| Instructions for the task |
Restate all of the records below exactly. Do not carry over any image.

| Data extract |
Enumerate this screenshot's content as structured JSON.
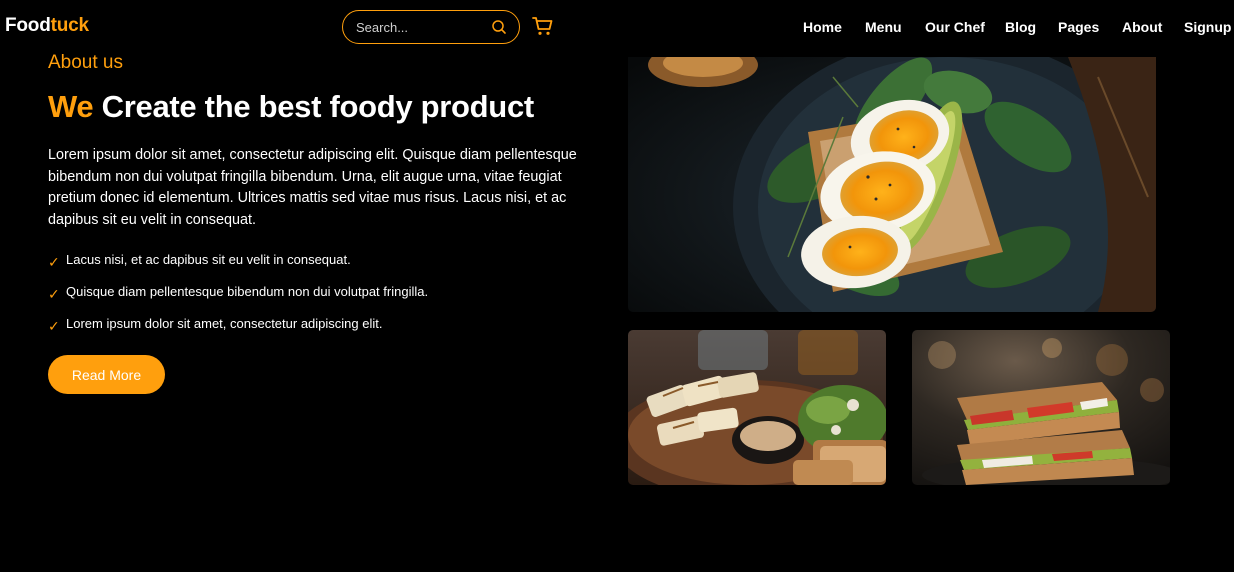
{
  "brand": {
    "part1": "Food",
    "part2": "tuck"
  },
  "search": {
    "placeholder": "Search...",
    "value": ""
  },
  "icons": {
    "search": "search-icon",
    "cart": "cart-icon",
    "check": "check-icon"
  },
  "nav": {
    "items": [
      {
        "label": "Home"
      },
      {
        "label": "Menu"
      },
      {
        "label": "Our Chef"
      },
      {
        "label": "Blog"
      },
      {
        "label": "Pages"
      },
      {
        "label": "About"
      },
      {
        "label": "Signup"
      }
    ]
  },
  "about": {
    "eyebrow": "About us",
    "headline_accent": "We",
    "headline_rest": "Create the best foody product",
    "body": "Lorem ipsum dolor sit amet, consectetur adipiscing elit. Quisque diam pellentesque bibendum non dui volutpat fringilla bibendum. Urna, elit augue urna, vitae feugiat pretium donec id elementum. Ultrices mattis sed vitae mus risus. Lacus nisi, et ac dapibus sit eu velit in consequat.",
    "checklist": [
      {
        "check": "✓",
        "text": "Lacus nisi, et ac dapibus sit eu velit in consequat."
      },
      {
        "check": "✓",
        "text": "Quisque diam pellentesque bibendum non dui volutpat fringilla."
      },
      {
        "check": "✓",
        "text": "Lorem ipsum dolor sit amet, consectetur adipiscing elit."
      }
    ],
    "button_label": "Read More"
  },
  "colors": {
    "accent": "#ff9f0d",
    "background": "#000000",
    "text": "#ffffff"
  }
}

| Task response |
Enumerate this screenshot's content as structured JSON.
{
  "brand": {
    "part1": "Food",
    "part2": "tuck"
  },
  "search": {
    "placeholder": "Search...",
    "value": ""
  },
  "icons": {
    "search": "search-icon",
    "cart": "cart-icon",
    "check": "check-icon"
  },
  "nav": {
    "items": [
      {
        "label": "Home"
      },
      {
        "label": "Menu"
      },
      {
        "label": "Our Chef"
      },
      {
        "label": "Blog"
      },
      {
        "label": "Pages"
      },
      {
        "label": "About"
      },
      {
        "label": "Signup"
      }
    ]
  },
  "about": {
    "eyebrow": "About us",
    "headline_accent": "We",
    "headline_rest": "Create the best foody product",
    "body": "Lorem ipsum dolor sit amet, consectetur adipiscing elit. Quisque diam pellentesque bibendum non dui volutpat fringilla bibendum. Urna, elit augue urna, vitae feugiat pretium donec id elementum. Ultrices mattis sed vitae mus risus. Lacus nisi, et ac dapibus sit eu velit in consequat.",
    "checklist": [
      {
        "check": "✓",
        "text": "Lacus nisi, et ac dapibus sit eu velit in consequat."
      },
      {
        "check": "✓",
        "text": "Quisque diam pellentesque bibendum non dui volutpat fringilla."
      },
      {
        "check": "✓",
        "text": "Lorem ipsum dolor sit amet, consectetur adipiscing elit."
      }
    ],
    "button_label": "Read More"
  },
  "colors": {
    "accent": "#ff9f0d",
    "background": "#000000",
    "text": "#ffffff"
  }
}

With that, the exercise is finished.